School buses are no place for junk food ads, says top health organisations
By Cancer Council NSW
Cancer Council NSW is joining forces with 13 health experts and organisations to call on the NSW Government to remove junk food marketing from public transport, after growing concerns of their impact on children’s diets.
The 13 organisations, including the NSW branches of the Australia Medical Association, Australian Dental Association, Public Health Association of Australia and Heart Foundation this week submitted a joint statement to the NSW Government, urging them to remove unhealthy food advertising from property owned by, or contracted to, the NSW Government, particularly public transport.

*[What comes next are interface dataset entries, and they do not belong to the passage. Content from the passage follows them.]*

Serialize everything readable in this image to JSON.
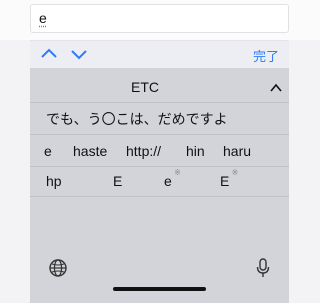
{
  "input": {
    "value": "e"
  },
  "toolbar": {
    "done_label": "完了"
  },
  "candidates": {
    "header_label": "ETC",
    "sentence": "でも、う〇こは、だめですよ",
    "row3": [
      "e",
      "haste",
      "http://",
      "hin",
      "haru"
    ],
    "row4": [
      "hp",
      "E",
      "e",
      "E"
    ],
    "row4_marks": [
      "",
      "",
      "※",
      "※"
    ]
  },
  "icons": {
    "up": "chevron-up-icon",
    "down": "chevron-down-icon",
    "collapse": "chevron-up-icon",
    "globe": "globe-icon",
    "mic": "microphone-icon"
  },
  "colors": {
    "accent": "#2f7bf6",
    "keyboard_bg": "#d2d4d9",
    "toolbar_bg": "#eceef3"
  }
}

Following the release last week of the National Obesity Strategy, that identifies food marketing on government owned property as an area for action, Clare Hughes, Cancer Council NSW’s Nutrition Manager says, “The NSW Government should lead by example and stop contributing to the unhealthy food environment. The current practice of accepting money for advertising from companies that make and sell unhealthy foods and drinks conflicts with healthy eating advice.”
Food marketing influences children’s food choices and their eating habits, and advertising of unhealthy foods, particularly on public transport, reaches a significant number of young people each day.
“These leading health organisations have joined together because we all want to help NSW children to develop healthy eating habits. Poor dietary habits mean these children will be at increased risk of growing up to develop chronic health conditions including Type 2 diabetes, heart disease and many cancers as adults,” Ms Hughes continues.
Cancer Council NSW research in 2018 showed 82% of food advertisements at major train stations and on buses were for unhealthy foods and an audit of 90 school bus routes to suburban Sydney primary and secondary schools found children travelling to school would be exposed to up to 2,800 unhealthy food advertisements a year, just from the transport mode they chose. A recent 2022 audit of Sydney buses found 83% of food advertisements on buses in the sample were for unhealthy foods.
This action supports existing programs funded by the NSW government to address poor diets and obesity rates and is timely, given the impact of COVID-19 on the NSW population and the increased risk posed by COVID-19 to those living with obesity.
Professor Louise Baur, NSW paediatrician and an internationally recognised childhood obesity researcher adds, “I know from my work in western Sydney that we can’t afford to ignore the fact that food advertising influences children’s food preferences and choices, and ultimately impacts their health outcomes.
Protecting children from unhealthy food marketing is recognised worldwide as vital to address poor diet and high obesity rates. The new National Obesity Strategy released last week, identifies unhealthy food advertising on government owned and operated property as an effective action to protect children from harmful food advertising The NSW Government must act now to protect our children and save lives.”
“We are asking the community to support our joint statement by heading to the Our Kids, Our Call website and joining the campaign,” Ms Hughes concludes.